Subject Guide: Human Resources for Health Overview


The Human Resources for Health Crisis

The World Health Report 2006: Working Together for Health reveals an estimated shortage of almost 4.3 million doctors, midwives, nurses and support workers worldwide. The shortage is most severe in the poorest countries, especially sub-Saharan Africa; 36 of the 57 countries with severe shortages are located in Africa. [1] The inadequate number and maldistribution of health workers, particularly in light of the growing demand for services related to HIV/AIDs and other infectious diseases, is a fundamental concern. Without strengthened human resources for health, it will be impossible to sustain gains made in family planning and reproductive health while responding to critical demands such as the HIV/AIDS pandemic. [2]

HRH Challenges

Health workers

The HRH Global Resource Center collection addresses issues such as the migration/brain drain of health workers from areas already faced with shortages, how to effectively manage and deploy health workers to provide adequate care for at-risk populations and how to ensure quality health service delivery for reproductive health and HIV treatment with limited health workers.

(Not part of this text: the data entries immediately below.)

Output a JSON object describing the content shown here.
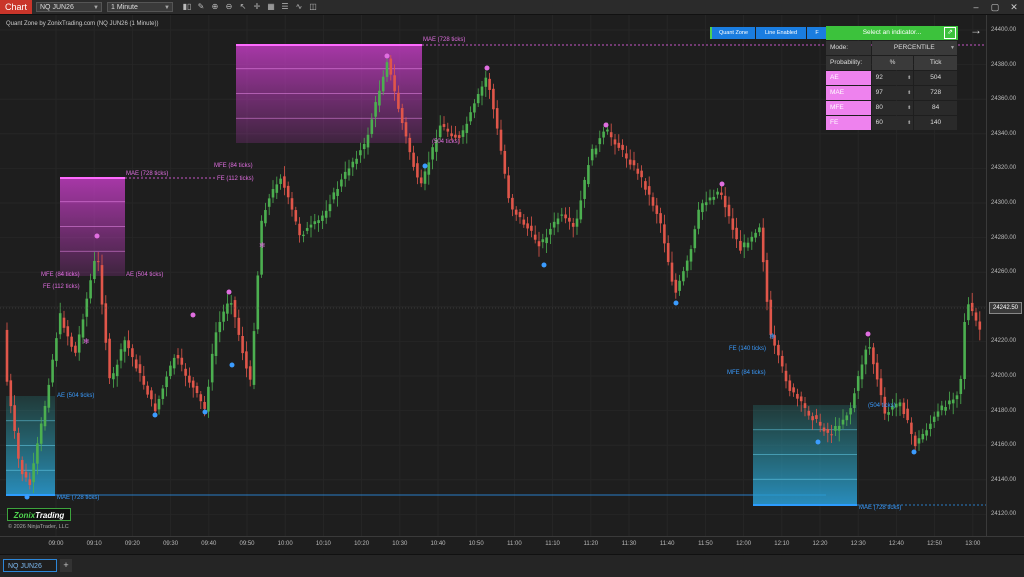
{
  "toolbar": {
    "chart_label": "Chart",
    "instrument": "NQ JUN26",
    "interval": "1 Minute",
    "icons": [
      "bar-chart-icon",
      "draw-tool-icon",
      "zoom-in-icon",
      "zoom-out-icon",
      "pointer-icon",
      "crosshair-icon",
      "data-box-icon",
      "properties-icon",
      "indicators-icon",
      "strategies-icon"
    ]
  },
  "chart_title": "Quant Zone by ZonixTrading.com (NQ JUN26 (1 Minute))",
  "logo": {
    "brand": "Zonix",
    "brand2": "Trading"
  },
  "copyright": "© 2026 NinjaTrader, LLC",
  "buttons": {
    "quant_zone": "Quant Zone",
    "line_enabled": "Line Enabled",
    "f": "F"
  },
  "panel": {
    "select_label": "Select an indicator...",
    "mode_label": "Mode:",
    "mode_value": "PERCENTILE",
    "prob_label": "Probability:",
    "col_pct": "%",
    "col_tick": "Tick",
    "rows": [
      {
        "name": "AE",
        "pct": "92",
        "tick": "504"
      },
      {
        "name": "MAE",
        "pct": "97",
        "tick": "728"
      },
      {
        "name": "MFE",
        "pct": "80",
        "tick": "84"
      },
      {
        "name": "FE",
        "pct": "60",
        "tick": "140"
      }
    ]
  },
  "last_price": "24242.50",
  "y_labels": [
    "24400.00",
    "24380.00",
    "24360.00",
    "24340.00",
    "24320.00",
    "24300.00",
    "24280.00",
    "24260.00",
    "24240.00",
    "24220.00",
    "24200.00",
    "24180.00",
    "24160.00",
    "24140.00",
    "24120.00"
  ],
  "x_labels": [
    "09:00",
    "09:10",
    "09:20",
    "09:30",
    "09:40",
    "09:50",
    "10:00",
    "10:10",
    "10:20",
    "10:30",
    "10:40",
    "10:50",
    "11:00",
    "11:10",
    "11:20",
    "11:30",
    "11:40",
    "11:50",
    "12:00",
    "12:10",
    "12:20",
    "12:30",
    "12:40",
    "12:50",
    "13:00"
  ],
  "zone_labels": {
    "z1_mae": "MAE (728 ticks)",
    "z1_mfe": "MFE (84 ticks)",
    "z1_ae": "AE (504 ticks)",
    "z1_fe": "FE (112 ticks)",
    "z2_mae": "MAE (728 ticks)",
    "z2_mfe": "MFE (84 ticks)",
    "z2_fe": "FE (112 ticks)",
    "z2_ae": "(504 ticks)",
    "z3_ae": "AE (504 ticks)",
    "z3_mae": "MAE (728 ticks)",
    "z4_fe": "FE (140 ticks)",
    "z4_mfe": "MFE (84 ticks)",
    "z4_ae": "(504 ticks)",
    "z4_mae": "MAE (728 ticks)"
  },
  "tab": {
    "label": "NQ JUN26",
    "add": "+"
  },
  "colors": {
    "up": "#4caf50",
    "down": "#e0564a",
    "pink": "#e06ee0",
    "blue": "#3b9cff",
    "accent_green": "#3cc23c"
  }
}
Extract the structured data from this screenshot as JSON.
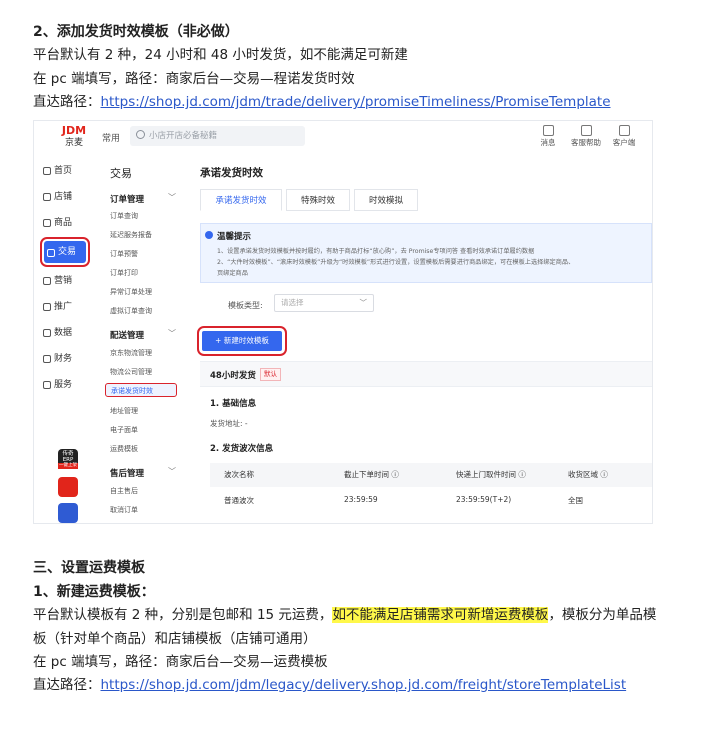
{
  "doc": {
    "h2": "2、添加发货时效模板（非必做）",
    "p1": "平台默认有 2 种，24 小时和 48 小时发货，如不能满足可新建",
    "p2": "在 pc 端填写，路径：商家后台—交易—程诺发货时效",
    "p3_label": "直达路径：",
    "p3_link": "https://shop.jd.com/jdm/trade/delivery/promiseTimeliness/PromiseTemplate",
    "h3": "三、设置运费模板",
    "h3_1": "1、新建运费模板：",
    "p4_a": "平台默认模板有 2 种，分别是包邮和 15 元运费，",
    "p4_hl": "如不能满足店铺需求可新增运费模板",
    "p4_b": "，模板分为单品模",
    "p4_c": "板（针对单个商品）和店铺模板（店铺可通用）",
    "p5": "在 pc 端填写，路径：商家后台—交易—运费模板",
    "p6_label": "直达路径：",
    "p6_link": "https://shop.jd.com/jdm/legacy/delivery.shop.jd.com/freight/storeTemplateList"
  },
  "shot": {
    "logo_top": "JDM",
    "logo_bottom": "京麦",
    "common": "常用",
    "search_placeholder": "小店开店必备秘籍",
    "top_icons": [
      "消息",
      "客服帮助",
      "客户端"
    ],
    "nav": [
      "首页",
      "店铺",
      "商品",
      "交易",
      "营销",
      "推广",
      "数据",
      "财务",
      "服务"
    ],
    "sub_title": "交易",
    "sub_groups": [
      "订单管理",
      "配送管理",
      "售后管理"
    ],
    "sub_items_order": [
      "订单查询",
      "延迟服务报备",
      "订单预警",
      "订单打印",
      "异常订单处理",
      "虚拟订单查询"
    ],
    "sub_items_delivery": [
      "京东物流管理",
      "物流公司管理",
      "承诺发货时效",
      "地址管理",
      "电子面单",
      "运费模板"
    ],
    "sub_items_after": [
      "自主售后",
      "取消订单"
    ],
    "page_title": "承诺发货时效",
    "tabs": [
      "承诺发货时效",
      "特殊时效",
      "时效模拟"
    ],
    "tip_title": "温馨提示",
    "tip_lines": [
      "1、设置承诺发货时效模板并按时履约，有助于商品打标“放心购”，去 Promise专项问答 查看时效承诺订单履约数据",
      "2、“大件时效模板”、“滚床时效模板”升级为“时效模板”形式进行设置，设置模板后需要进行商品绑定，可在模板上选择绑定商品、",
      "页绑定商品"
    ],
    "filter_label": "模板类型:",
    "filter_placeholder": "请选择",
    "new_button": "+ 新建时效模板",
    "section_title": "48小时发货",
    "section_badge": "默认",
    "basic_info": "1. 基础信息",
    "ship_addr": "发货地址: -",
    "batch_info": "2. 发货波次信息",
    "table_headers": [
      "波次名称",
      "截止下单时间 ⓘ",
      "快递上门取件时间 ⓘ",
      "收货区域 ⓘ"
    ],
    "table_row": [
      "普通波次",
      "23:59:59",
      "23:59:59(T+2)",
      "全国"
    ],
    "app_badge_top": "传奇",
    "app_badge_mid": "ERP",
    "app_badge_tag": "一键上架"
  }
}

Addressing HRH Issues

Health workers looking at HRIS data

HRH planners and stakeholders employ numerous strategies to address the HRH crisis. The HRH Global Resource Center contains current articles and reports that discuss interventions such as training health workers on additional skills to improve care and performance, recruiting and educating new health workers to increase the pool of qualified people entering the workforce, retaining the current workforce and task shifting to redistribute health care activities among various health cadre workers. Other methods include partnering with the private sector and other organizations to increase the number of available health workers, and making strategic health workforce planning decisions to ensure the best use of current personnel and establish objectives to meet future health worker needs.

Recommended reading:

The HRH Global Resource Center contains additional resources on this topic in the HRH Overview section.

[1] World Health Organization. Working together for health: World Health Report 2006. 2006:

[2] Capacity Project. Planning, Developing and Supporting the Health Workforce: Overview brochure. Accessed on October 1, 2008: